The shift to index-based products has been one of the most powerful investing trends over the last four decades. Since the late John Bogle, often called “the father of index investing,” formed the First Index Investment Trust in 1976 with $11 million, the now-named Vanguard S&P 500 Index Fund holds $900 billion in assets. Across all products, $5 trillion in investments are indexed to the S&P 500. This comprises over 12% of the total value of the S&P 500 companies.
This straightforward strategy revolutionized the investment industry. It allows everyday investors (and many sophisticated professionals) to participate in lockstep with the stock market’s performance, beating most actively managed portfolios yet with near-zero expenses. Even Warren Buffett himself, the dean of active investing, endorsed index funds as “sensible.”
On the surface, the S&P 500 looks like a sensible, diversified portfolio. It holds 500 stocks (actually 503), spread across 11 unique sectors – seemingly the very definition of “diversified.” And over most of its history, the index offered a broadly diversified portfolio that generally represented the U.S. economy.
Today, this is no longer true. The S&P 500 index fund has evolved into an un-diversified portfolio concentrated on expensive technology companies. Many investors, professional and retail alike, don’t appreciate the hidden but significant concentration, valuation and inflation risks.
Concentration risk comes from the hefty weighting in the Technology sector. Formally, this sector comprises 26% of the index. But when adding in the weight of technology stocks such as Amazon, Tesla and Alphabet that are assigned by S&P Global (the company that oversees the S&P 500) to other sectors, the true technology sector weight is 40%. This is not the picture of diversification. If a professional portfolio had 40% of its assets in a single sector, consultants would relegate it to the “high-risk” pile and consider it to be unfit as a core portfolio for mainstream investors.
And, illustrating the concentration risk, it takes the combined weight of the next six largest sectors (Consumer Discretionary, Healthcare, Communications Services, Industrials, Financials and Consumer Staples), excluding the reclassified tech stocks, to add up to what the technology companies alone are worth.
Furthermore, five of the six largest companies in the index – Microsoft, Apple, Amazon, Alphabet and Nvidia – comprise 22% of its total value. This is one of the highest levels of concentration since Bogle created the index fund 45 years ago, and would by itself almost certainly place the S&P 500 into the “concentrated” group of higher-risk portfolios.
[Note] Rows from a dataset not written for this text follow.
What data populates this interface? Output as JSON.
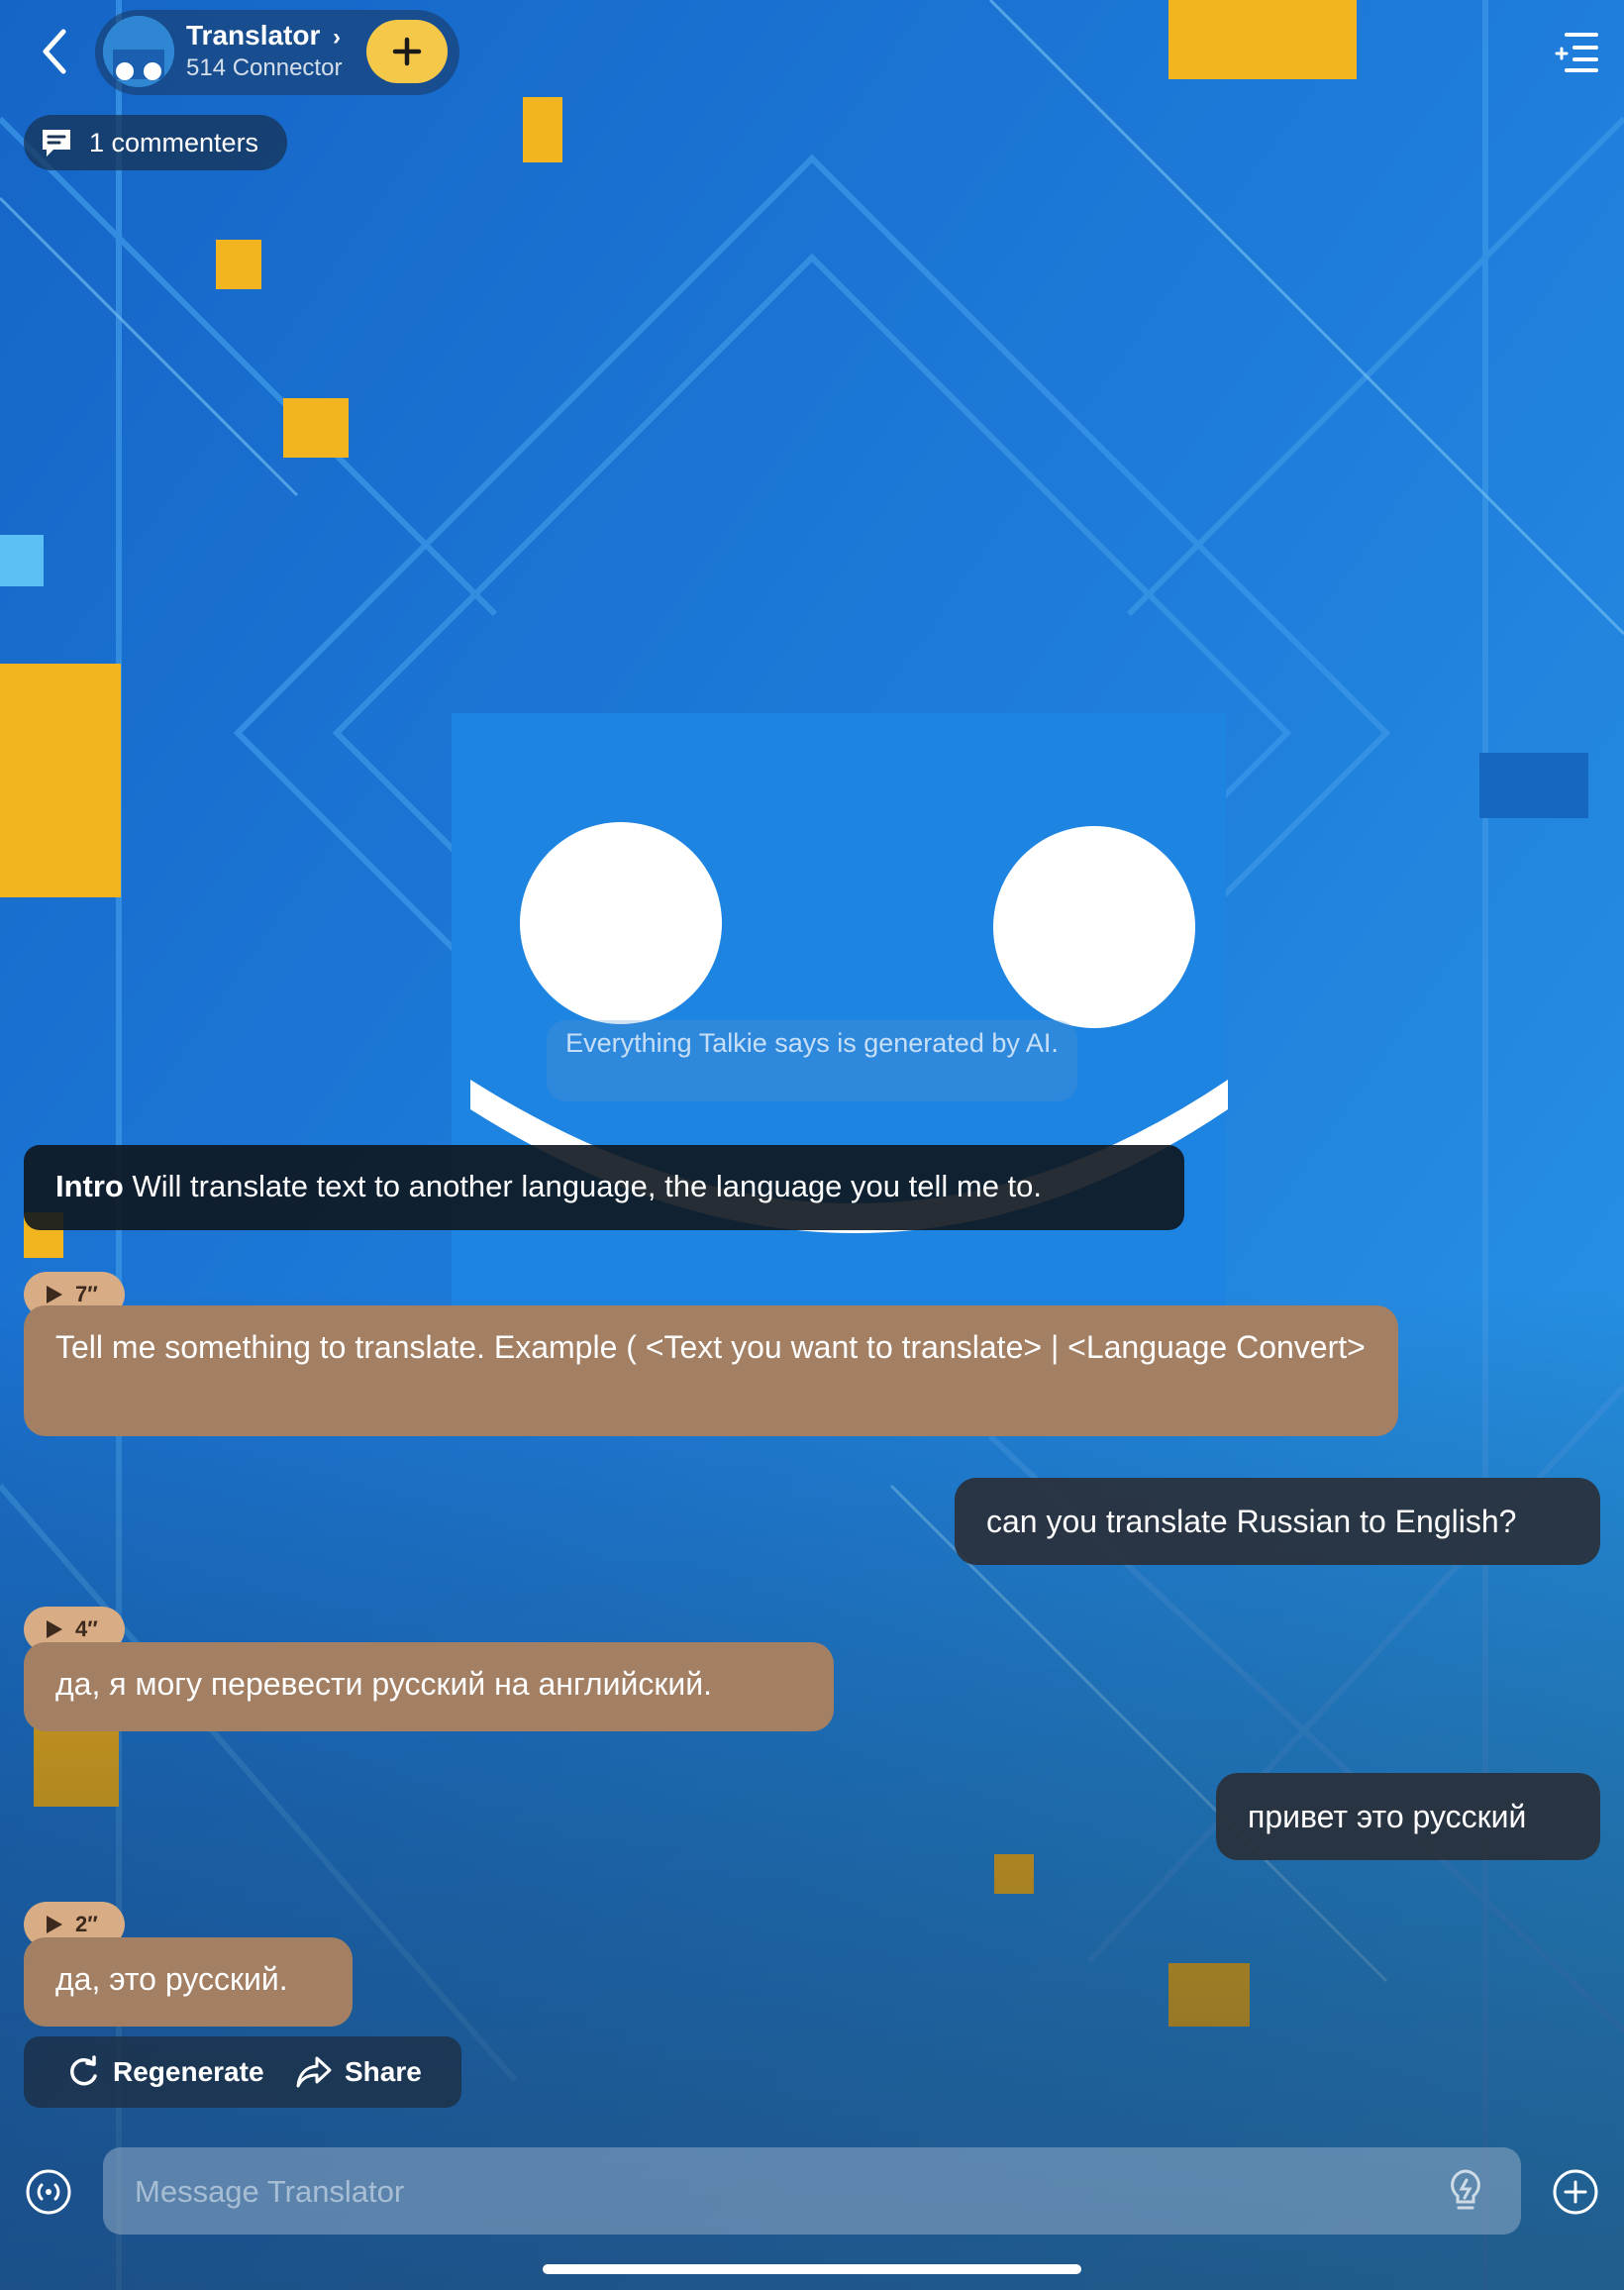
{
  "header": {
    "bot_name": "Translator",
    "bot_sub": "514 Connector",
    "commenters": "1 commenters"
  },
  "disclaimer": "Everything Talkie says is generated by AI.",
  "intro": {
    "label": "Intro",
    "text": "Will translate text to another language, the language you tell me to."
  },
  "messages": [
    {
      "role": "bot",
      "duration": "7″",
      "text": "Tell me something to translate. Example ( <Text you want to translate> | <Language Convert>"
    },
    {
      "role": "user",
      "text": "can you translate Russian to English?"
    },
    {
      "role": "bot",
      "duration": "4″",
      "text": "да, я могу перевести русский на английский."
    },
    {
      "role": "user",
      "text": "привет это русский"
    },
    {
      "role": "bot",
      "duration": "2″",
      "text": "да, это русский."
    }
  ],
  "actions": {
    "regenerate": "Regenerate",
    "share": "Share"
  },
  "composer": {
    "placeholder": "Message Translator"
  },
  "colors": {
    "bot_bubble": "#a37f63",
    "user_bubble": "#2a303a",
    "accent_yellow": "#f6c84a",
    "background_blue": "#1e78d6"
  }
}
A typical professional portfolio might have half that degree of concentration.
Seen from another perspective: It takes the bottom three-quarters of the index’s roster of companies (365 stocks) to match the weight of the five largest. This long list of stocks clearly contributes little to the index’s diversification.
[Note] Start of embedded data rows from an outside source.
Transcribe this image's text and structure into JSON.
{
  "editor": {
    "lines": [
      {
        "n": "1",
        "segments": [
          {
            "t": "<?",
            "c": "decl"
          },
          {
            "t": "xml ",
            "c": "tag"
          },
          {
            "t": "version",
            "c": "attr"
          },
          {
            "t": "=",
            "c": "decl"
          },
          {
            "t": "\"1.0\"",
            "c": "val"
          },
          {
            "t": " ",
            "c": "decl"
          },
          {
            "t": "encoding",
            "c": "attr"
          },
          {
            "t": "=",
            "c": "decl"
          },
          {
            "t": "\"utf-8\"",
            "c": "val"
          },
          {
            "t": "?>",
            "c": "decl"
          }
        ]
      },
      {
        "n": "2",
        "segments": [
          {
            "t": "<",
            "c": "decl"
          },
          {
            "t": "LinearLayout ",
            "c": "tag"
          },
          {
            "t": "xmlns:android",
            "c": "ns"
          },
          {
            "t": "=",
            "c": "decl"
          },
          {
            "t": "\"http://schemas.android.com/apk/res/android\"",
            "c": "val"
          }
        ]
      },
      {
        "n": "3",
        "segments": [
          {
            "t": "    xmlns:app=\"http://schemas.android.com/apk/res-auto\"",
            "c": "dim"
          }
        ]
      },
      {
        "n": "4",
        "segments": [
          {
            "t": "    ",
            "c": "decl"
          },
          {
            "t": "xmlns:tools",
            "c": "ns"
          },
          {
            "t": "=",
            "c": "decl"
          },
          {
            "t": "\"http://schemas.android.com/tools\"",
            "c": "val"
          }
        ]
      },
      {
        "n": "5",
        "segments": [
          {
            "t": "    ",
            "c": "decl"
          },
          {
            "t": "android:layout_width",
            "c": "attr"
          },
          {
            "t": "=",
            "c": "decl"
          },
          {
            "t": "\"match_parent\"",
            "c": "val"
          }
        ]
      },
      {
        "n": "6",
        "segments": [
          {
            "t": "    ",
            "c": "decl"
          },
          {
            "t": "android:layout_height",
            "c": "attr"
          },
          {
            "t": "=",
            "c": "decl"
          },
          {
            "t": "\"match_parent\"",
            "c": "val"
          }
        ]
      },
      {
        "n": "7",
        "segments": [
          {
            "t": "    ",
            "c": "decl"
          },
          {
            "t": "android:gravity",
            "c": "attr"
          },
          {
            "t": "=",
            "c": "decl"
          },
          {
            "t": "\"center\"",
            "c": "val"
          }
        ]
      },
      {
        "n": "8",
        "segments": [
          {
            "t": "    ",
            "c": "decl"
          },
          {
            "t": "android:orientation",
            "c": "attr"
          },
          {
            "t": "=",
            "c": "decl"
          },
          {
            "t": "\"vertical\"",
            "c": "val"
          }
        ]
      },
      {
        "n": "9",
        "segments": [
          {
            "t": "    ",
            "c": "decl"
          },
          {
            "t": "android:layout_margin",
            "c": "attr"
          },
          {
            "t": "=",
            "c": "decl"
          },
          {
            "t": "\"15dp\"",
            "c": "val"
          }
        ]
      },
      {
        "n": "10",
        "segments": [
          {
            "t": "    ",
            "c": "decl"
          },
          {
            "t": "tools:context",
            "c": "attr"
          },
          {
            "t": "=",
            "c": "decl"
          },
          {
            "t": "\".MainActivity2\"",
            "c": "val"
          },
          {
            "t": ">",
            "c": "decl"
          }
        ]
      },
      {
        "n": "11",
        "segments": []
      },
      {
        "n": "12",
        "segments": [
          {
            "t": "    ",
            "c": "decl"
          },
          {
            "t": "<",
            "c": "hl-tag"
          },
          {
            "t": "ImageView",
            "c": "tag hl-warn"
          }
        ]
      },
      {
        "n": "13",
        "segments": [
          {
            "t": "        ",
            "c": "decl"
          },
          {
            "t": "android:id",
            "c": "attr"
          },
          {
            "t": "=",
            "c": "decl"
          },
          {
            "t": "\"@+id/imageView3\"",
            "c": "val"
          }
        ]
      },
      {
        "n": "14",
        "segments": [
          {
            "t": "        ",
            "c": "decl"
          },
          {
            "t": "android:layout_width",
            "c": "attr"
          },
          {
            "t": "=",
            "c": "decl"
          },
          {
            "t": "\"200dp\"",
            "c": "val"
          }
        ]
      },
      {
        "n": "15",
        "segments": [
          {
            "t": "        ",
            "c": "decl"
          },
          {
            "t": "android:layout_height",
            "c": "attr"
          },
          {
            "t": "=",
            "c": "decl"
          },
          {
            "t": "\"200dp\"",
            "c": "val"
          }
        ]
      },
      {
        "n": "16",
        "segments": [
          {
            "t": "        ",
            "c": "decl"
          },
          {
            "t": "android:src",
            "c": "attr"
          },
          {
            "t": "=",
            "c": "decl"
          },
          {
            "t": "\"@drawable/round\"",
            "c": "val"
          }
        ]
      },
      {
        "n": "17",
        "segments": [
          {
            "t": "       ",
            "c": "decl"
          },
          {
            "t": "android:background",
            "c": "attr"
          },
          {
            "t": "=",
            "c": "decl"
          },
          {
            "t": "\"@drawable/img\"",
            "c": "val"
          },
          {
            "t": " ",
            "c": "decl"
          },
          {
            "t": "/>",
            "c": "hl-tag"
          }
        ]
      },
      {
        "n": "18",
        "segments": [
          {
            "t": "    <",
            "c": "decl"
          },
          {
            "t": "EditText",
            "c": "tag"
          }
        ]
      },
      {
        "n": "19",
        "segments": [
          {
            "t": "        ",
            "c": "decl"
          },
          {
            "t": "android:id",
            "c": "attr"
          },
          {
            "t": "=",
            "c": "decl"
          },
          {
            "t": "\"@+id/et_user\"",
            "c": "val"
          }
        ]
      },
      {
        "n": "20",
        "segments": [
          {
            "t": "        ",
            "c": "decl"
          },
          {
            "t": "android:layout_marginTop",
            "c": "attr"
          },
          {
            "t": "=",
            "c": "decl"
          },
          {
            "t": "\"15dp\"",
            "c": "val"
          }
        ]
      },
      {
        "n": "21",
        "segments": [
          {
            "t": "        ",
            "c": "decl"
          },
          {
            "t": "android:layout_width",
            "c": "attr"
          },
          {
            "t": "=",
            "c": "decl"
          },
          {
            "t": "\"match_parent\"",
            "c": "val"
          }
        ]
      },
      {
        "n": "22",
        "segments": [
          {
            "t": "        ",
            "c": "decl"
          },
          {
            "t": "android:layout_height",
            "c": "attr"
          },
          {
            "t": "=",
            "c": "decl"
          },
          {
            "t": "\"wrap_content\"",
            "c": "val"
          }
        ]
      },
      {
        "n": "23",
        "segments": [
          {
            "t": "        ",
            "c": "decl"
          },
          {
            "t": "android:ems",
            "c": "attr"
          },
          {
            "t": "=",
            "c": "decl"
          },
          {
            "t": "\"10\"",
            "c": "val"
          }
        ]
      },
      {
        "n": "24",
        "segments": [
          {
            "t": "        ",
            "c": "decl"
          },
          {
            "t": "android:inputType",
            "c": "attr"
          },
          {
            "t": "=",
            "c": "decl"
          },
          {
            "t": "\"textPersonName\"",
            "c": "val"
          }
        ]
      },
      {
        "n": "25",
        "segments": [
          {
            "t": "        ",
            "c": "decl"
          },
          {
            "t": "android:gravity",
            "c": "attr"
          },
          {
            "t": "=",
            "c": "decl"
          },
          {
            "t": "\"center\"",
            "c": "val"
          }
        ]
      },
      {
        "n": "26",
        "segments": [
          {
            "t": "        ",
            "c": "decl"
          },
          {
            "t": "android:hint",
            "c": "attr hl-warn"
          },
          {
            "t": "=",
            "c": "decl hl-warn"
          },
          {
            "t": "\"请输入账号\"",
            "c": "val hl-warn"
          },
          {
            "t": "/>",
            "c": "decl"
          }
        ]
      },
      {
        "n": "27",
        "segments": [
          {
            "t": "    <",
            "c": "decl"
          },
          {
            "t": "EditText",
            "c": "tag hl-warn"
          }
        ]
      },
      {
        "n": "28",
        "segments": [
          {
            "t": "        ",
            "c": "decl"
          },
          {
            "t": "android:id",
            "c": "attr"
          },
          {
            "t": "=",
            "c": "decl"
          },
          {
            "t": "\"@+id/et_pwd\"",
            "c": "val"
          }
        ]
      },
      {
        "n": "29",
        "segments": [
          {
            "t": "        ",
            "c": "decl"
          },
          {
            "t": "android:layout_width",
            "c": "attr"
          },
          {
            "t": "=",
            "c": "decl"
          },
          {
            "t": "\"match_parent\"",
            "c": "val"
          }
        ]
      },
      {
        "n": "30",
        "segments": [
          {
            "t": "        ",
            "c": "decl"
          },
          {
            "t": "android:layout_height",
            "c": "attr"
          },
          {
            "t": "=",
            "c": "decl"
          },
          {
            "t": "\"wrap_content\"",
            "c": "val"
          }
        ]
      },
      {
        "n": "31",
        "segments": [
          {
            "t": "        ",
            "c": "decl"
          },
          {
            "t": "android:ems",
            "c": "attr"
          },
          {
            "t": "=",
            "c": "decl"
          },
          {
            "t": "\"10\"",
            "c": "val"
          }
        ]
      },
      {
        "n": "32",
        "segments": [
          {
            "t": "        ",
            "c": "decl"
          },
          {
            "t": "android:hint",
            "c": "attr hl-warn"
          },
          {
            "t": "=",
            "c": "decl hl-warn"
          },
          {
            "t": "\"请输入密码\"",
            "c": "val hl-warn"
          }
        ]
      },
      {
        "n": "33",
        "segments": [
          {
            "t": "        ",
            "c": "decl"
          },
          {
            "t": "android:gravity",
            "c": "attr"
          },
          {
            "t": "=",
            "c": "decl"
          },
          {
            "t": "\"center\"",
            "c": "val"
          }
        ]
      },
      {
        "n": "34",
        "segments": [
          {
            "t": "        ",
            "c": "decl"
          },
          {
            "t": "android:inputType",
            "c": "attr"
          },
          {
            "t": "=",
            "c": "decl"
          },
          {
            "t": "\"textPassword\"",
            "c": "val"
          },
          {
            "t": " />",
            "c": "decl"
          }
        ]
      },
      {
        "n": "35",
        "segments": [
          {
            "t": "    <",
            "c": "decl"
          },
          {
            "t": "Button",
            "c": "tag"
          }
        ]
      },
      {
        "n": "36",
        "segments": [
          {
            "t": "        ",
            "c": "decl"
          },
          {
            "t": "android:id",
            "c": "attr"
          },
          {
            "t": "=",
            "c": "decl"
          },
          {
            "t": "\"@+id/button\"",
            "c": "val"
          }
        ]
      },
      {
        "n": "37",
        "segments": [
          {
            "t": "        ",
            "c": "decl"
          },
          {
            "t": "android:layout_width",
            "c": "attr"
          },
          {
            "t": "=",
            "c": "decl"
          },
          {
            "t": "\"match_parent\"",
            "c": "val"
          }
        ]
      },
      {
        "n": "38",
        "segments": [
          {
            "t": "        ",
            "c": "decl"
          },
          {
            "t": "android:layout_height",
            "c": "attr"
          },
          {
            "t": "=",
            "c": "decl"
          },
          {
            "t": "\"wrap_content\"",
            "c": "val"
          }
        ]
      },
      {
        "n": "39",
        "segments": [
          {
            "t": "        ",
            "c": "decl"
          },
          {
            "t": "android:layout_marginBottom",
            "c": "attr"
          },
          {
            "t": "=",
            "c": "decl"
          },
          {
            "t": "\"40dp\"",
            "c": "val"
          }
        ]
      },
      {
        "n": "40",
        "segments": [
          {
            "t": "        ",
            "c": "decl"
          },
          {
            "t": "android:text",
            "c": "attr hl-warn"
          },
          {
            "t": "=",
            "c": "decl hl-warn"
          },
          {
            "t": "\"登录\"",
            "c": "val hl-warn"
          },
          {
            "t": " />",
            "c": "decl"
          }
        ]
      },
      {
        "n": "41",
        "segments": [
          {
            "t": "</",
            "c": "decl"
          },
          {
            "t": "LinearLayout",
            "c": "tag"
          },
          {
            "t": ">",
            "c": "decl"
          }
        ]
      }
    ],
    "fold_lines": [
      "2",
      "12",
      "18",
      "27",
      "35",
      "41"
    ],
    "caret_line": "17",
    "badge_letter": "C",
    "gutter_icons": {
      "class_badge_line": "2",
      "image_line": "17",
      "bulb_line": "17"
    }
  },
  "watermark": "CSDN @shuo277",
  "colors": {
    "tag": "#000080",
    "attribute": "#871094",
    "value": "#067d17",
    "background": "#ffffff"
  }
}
Valuation risk is also elevated in the S&P 500. On traditional measures like the price/earnings ratio, the top five stocks trade at an average multiple on 2024 estimated earnings of 38x. True, their fundamentals are better than the average S&P 500 company, but this valuation is significantly higher than the median 25x multiple of the other 495 stocks.
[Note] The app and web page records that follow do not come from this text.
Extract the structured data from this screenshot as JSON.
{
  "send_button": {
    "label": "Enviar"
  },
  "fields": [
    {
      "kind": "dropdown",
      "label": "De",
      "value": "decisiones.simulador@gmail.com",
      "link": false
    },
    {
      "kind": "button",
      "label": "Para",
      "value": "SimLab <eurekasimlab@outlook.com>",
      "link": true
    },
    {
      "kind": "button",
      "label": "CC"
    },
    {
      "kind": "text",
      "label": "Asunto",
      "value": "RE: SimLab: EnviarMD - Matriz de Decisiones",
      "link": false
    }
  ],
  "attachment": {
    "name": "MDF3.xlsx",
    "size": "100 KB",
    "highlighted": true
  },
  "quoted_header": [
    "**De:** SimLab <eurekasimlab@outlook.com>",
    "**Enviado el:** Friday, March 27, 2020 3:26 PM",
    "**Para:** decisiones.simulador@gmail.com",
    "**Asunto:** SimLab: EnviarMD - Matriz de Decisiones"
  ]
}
Inflation risk appears high as well. This risk is related to the valuation risk. Valuations for technology stocks, and the steady flow of capital backing unicorns and other fast-growth companies, depend heavily on low interest rates. The effect on expensive and speculative technology stocks could be harsh.
What Should an S&P 500 Index Fund Investor Do?
With unexpected risks hiding beneath the index’s surface, investors should look inside their holdings to see how much they rely on the S&P 500. If the answer is “too much given its risk,” investors may want to pare back their S&P 500 index holdings, especially if they also separately hold any of the top five stocks. Another step is to add stocks that produce true diversification. For hands-on investors who want to pick their own stocks, look for names with more value-oriented traits, where the companies have reasonable valuations with healthy or improving fundamentals. These stocks are capable of retaining their value (and moving up) even if technology stocks falter.
Two strategies which I oversee, the Cabot Undervalued Stocks Advisor and the Cabot Turnaround Letter, focus exclusively on attractively valued stocks with healthy or improving fundamentals. These stocks are decided not an index-hugging selection; rather, they emphasize the “other 495” stocks, as well as many that are not widely considered by mainstream investors yet have real value.
When the “tried and true” S&P 500 index isn’t quite so “true” anymore, these stocks can help investors restore diversification, reduce their risk and boost their potential returns